REQUIREMENT
Your answer needs to include each line of the records in which the string "title" can be found.

INPUT DATA

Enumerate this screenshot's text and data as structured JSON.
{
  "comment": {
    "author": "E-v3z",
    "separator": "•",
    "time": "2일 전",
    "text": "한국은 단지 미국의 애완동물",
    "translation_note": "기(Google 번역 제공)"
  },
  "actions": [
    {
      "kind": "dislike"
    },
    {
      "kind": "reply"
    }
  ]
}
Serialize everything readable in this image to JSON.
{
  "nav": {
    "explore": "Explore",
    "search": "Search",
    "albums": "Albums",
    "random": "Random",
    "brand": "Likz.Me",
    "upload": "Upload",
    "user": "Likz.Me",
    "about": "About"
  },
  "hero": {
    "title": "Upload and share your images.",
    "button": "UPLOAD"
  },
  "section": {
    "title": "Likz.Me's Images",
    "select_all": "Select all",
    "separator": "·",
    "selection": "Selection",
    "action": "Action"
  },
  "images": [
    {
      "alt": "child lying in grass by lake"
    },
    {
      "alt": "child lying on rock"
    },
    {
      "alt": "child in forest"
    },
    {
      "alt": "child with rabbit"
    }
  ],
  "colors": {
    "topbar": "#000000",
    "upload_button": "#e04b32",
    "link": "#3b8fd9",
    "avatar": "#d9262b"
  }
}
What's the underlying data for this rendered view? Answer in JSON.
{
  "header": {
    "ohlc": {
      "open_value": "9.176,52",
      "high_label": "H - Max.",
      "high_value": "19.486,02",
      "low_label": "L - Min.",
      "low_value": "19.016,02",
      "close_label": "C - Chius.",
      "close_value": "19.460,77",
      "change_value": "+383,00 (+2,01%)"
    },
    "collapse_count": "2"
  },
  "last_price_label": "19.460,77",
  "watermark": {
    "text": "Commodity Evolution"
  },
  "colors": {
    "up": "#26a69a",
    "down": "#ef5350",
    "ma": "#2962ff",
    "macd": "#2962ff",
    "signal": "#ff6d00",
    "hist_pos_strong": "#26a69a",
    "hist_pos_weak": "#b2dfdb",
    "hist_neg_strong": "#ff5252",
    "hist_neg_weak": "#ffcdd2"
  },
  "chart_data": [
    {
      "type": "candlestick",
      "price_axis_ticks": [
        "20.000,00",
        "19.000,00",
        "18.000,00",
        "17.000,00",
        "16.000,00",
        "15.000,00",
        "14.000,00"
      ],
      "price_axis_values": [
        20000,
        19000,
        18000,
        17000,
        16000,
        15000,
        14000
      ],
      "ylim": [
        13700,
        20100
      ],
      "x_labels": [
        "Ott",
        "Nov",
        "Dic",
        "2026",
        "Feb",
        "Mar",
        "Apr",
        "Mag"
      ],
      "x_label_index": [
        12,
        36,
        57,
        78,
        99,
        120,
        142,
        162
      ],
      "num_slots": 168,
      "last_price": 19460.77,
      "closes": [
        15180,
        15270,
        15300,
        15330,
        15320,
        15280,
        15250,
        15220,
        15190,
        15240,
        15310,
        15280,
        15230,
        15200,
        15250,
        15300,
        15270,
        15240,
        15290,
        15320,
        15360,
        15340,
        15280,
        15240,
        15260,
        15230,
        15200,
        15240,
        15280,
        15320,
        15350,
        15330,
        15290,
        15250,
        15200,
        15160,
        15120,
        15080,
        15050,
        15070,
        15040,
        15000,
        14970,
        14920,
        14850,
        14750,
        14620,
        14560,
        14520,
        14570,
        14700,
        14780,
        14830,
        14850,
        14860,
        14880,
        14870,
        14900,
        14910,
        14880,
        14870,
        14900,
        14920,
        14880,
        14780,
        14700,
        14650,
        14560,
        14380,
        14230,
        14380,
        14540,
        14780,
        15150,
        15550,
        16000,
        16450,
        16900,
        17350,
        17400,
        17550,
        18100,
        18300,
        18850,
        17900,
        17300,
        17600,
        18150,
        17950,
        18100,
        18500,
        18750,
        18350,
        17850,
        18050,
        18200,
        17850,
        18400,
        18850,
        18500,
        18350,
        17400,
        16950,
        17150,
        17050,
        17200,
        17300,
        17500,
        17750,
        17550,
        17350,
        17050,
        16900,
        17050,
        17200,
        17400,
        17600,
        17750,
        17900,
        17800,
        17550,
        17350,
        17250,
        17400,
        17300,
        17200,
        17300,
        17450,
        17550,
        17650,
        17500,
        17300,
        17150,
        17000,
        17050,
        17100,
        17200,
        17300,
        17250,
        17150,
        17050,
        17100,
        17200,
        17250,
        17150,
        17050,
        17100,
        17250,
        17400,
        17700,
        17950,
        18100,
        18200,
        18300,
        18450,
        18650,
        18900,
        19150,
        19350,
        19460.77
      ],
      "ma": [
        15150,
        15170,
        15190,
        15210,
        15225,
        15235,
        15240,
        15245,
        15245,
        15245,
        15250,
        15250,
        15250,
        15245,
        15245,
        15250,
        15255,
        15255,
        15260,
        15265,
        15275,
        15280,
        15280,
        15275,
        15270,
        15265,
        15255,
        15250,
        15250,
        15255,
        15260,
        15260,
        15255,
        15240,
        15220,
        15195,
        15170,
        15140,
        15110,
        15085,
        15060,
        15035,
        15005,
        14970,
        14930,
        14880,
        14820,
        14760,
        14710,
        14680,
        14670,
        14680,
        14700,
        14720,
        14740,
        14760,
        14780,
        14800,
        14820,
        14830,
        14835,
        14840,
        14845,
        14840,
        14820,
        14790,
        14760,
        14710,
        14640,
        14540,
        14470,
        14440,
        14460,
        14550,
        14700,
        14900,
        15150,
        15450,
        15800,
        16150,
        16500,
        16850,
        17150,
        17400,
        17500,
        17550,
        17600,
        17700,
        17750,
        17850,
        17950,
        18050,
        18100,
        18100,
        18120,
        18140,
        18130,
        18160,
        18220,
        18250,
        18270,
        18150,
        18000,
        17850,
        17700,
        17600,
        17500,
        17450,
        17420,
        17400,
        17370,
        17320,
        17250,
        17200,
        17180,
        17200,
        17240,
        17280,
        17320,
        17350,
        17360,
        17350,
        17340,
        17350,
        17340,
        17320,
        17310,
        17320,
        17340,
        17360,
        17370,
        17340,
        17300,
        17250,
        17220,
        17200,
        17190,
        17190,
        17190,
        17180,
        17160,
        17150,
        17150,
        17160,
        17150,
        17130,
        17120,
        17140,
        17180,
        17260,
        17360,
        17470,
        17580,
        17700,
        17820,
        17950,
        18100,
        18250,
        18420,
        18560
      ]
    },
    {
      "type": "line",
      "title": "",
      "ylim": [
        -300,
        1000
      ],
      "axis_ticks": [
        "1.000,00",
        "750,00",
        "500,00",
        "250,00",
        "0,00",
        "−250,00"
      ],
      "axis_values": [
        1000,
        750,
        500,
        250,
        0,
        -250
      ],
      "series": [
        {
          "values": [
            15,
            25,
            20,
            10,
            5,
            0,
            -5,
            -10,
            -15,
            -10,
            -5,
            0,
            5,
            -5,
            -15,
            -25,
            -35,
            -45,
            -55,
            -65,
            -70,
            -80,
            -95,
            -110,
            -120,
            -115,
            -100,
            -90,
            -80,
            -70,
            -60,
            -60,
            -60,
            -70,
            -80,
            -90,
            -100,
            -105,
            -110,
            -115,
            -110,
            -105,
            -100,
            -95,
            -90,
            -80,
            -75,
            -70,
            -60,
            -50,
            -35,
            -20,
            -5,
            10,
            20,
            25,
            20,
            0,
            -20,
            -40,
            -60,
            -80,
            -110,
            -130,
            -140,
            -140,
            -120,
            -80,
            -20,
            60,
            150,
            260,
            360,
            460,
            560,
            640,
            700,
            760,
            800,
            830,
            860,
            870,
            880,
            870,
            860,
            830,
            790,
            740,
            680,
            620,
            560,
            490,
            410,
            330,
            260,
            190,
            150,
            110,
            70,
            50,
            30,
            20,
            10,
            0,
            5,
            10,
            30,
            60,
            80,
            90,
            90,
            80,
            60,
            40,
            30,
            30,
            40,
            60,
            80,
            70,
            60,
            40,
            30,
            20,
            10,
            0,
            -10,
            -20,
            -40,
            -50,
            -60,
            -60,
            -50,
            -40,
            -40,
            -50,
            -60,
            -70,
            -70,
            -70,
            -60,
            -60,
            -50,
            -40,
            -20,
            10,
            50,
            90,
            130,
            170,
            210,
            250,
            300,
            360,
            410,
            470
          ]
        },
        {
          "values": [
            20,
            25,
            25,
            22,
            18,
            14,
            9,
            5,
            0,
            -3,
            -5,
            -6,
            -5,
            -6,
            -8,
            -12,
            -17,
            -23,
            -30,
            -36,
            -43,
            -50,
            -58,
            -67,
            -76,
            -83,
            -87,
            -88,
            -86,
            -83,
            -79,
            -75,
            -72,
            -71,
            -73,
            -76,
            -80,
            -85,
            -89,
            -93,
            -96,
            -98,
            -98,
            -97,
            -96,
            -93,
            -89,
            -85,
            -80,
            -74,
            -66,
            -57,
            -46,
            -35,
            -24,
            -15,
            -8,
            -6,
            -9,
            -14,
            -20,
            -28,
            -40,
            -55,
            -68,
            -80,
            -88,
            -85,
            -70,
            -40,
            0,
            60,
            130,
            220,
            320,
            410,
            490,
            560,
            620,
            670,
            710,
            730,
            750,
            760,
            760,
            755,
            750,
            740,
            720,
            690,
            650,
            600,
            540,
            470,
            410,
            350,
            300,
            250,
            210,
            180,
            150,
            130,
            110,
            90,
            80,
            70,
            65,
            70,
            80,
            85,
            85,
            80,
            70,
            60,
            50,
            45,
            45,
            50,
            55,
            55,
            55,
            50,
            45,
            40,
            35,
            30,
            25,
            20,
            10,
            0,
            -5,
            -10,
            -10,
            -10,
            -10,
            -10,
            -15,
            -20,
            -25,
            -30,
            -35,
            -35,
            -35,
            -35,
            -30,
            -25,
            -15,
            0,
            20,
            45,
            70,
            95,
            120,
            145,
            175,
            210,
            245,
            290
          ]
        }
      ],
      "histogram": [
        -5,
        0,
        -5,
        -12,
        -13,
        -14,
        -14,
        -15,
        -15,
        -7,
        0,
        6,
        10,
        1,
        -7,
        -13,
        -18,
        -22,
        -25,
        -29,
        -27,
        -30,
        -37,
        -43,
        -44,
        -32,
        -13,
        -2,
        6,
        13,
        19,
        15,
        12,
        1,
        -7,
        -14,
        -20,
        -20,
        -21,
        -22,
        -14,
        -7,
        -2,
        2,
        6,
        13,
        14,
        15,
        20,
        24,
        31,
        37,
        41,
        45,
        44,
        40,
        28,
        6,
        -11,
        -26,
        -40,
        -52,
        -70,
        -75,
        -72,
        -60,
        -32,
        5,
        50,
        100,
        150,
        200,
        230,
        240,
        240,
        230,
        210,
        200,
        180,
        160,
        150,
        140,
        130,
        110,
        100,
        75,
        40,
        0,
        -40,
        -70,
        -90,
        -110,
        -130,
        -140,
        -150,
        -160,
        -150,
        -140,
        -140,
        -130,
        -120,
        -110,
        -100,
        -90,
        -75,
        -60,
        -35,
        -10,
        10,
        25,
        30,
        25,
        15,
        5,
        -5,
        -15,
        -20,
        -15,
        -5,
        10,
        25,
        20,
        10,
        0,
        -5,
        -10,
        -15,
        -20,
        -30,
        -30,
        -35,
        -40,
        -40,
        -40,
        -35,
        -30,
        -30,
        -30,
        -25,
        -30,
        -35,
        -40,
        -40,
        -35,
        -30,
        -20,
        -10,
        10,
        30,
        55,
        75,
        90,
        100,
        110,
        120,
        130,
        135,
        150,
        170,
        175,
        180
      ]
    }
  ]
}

PROBLEM SOLUTION
    "title": "Upload and share your images.",
    "title": "Likz.Me's Images",
      "title": "",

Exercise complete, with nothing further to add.